▶ [Work to be completed] Word for word, repeat the data that follows. Do not include the pictures.
Top of Records for this task
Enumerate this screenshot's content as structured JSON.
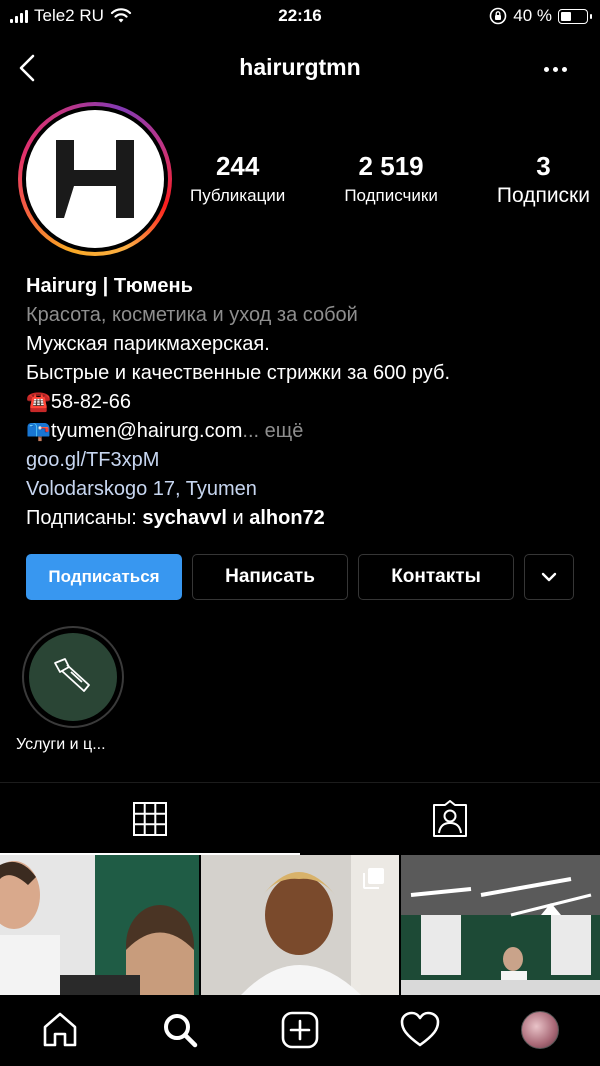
{
  "status_bar": {
    "carrier": "Tele2 RU",
    "time": "22:16",
    "battery": "40 %"
  },
  "header": {
    "username": "hairurgtmn"
  },
  "profile": {
    "stats": [
      {
        "value": "244",
        "label": "Публикации"
      },
      {
        "value": "2 519",
        "label": "Подписчики"
      },
      {
        "value": "3",
        "label": "Подписки"
      }
    ],
    "name": "Hairurg | Тюмень",
    "category": "Красота, косметика и уход за собой",
    "bio_line1": "Мужская парикмахерская.",
    "bio_line2": "Быстрые и качественные стрижки за 600 руб.",
    "phone_emoji": "☎️",
    "phone": "58-82-66",
    "mail_emoji": "📪",
    "email": "tyumen@hairurg.com",
    "more": "... ещё",
    "link": "goo.gl/TF3xpM",
    "address": "Volodarskogo 17, Tyumen",
    "followed_by_prefix": "Подписаны: ",
    "followed_by_user1": "sychavvl",
    "followed_by_and": " и ",
    "followed_by_user2": "alhon72"
  },
  "actions": {
    "follow": "Подписаться",
    "message": "Написать",
    "contacts": "Контакты"
  },
  "highlights": [
    {
      "label": "Услуги и ц...",
      "icon": "razor-icon"
    }
  ],
  "tabs": [
    {
      "name": "grid",
      "icon": "grid-icon",
      "active": true
    },
    {
      "name": "tagged",
      "icon": "tagged-person-icon",
      "active": false
    }
  ],
  "nav": [
    "home-icon",
    "search-icon",
    "new-post-icon",
    "activity-heart-icon",
    "profile-avatar"
  ],
  "colors": {
    "follow_button": "#3897f0",
    "link": "#c7d6f0",
    "muted": "#8e8e8e"
  }
}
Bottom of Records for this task
▶ [Exercise solution]
Enumerate this screenshot's content as structured JSON.
{
  "status_bar": {
    "carrier": "Tele2 RU",
    "time": "22:16",
    "battery": "40 %"
  },
  "header": {
    "username": "hairurgtmn"
  },
  "profile": {
    "stats": [
      {
        "value": "244",
        "label": "Публикации"
      },
      {
        "value": "2 519",
        "label": "Подписчики"
      },
      {
        "value": "3",
        "label": "Подписки"
      }
    ],
    "name": "Hairurg | Тюмень",
    "category": "Красота, косметика и уход за собой",
    "bio_line1": "Мужская парикмахерская.",
    "bio_line2": "Быстрые и качественные стрижки за 600 руб.",
    "phone_emoji": "☎️",
    "phone": "58-82-66",
    "mail_emoji": "📪",
    "email": "tyumen@hairurg.com",
    "more": "... ещё",
    "link": "goo.gl/TF3xpM",
    "address": "Volodarskogo 17, Tyumen",
    "followed_by_prefix": "Подписаны: ",
    "followed_by_user1": "sychavvl",
    "followed_by_and": " и ",
    "followed_by_user2": "alhon72"
  },
  "actions": {
    "follow": "Подписаться",
    "message": "Написать",
    "contacts": "Контакты"
  },
  "highlights": [
    {
      "label": "Услуги и ц...",
      "icon": "razor-icon"
    }
  ],
  "tabs": [
    {
      "name": "grid",
      "icon": "grid-icon",
      "active": true
    },
    {
      "name": "tagged",
      "icon": "tagged-person-icon",
      "active": false
    }
  ],
  "nav": [
    "home-icon",
    "search-icon",
    "new-post-icon",
    "activity-heart-icon",
    "profile-avatar"
  ],
  "colors": {
    "follow_button": "#3897f0",
    "link": "#c7d6f0",
    "muted": "#8e8e8e"
  }
}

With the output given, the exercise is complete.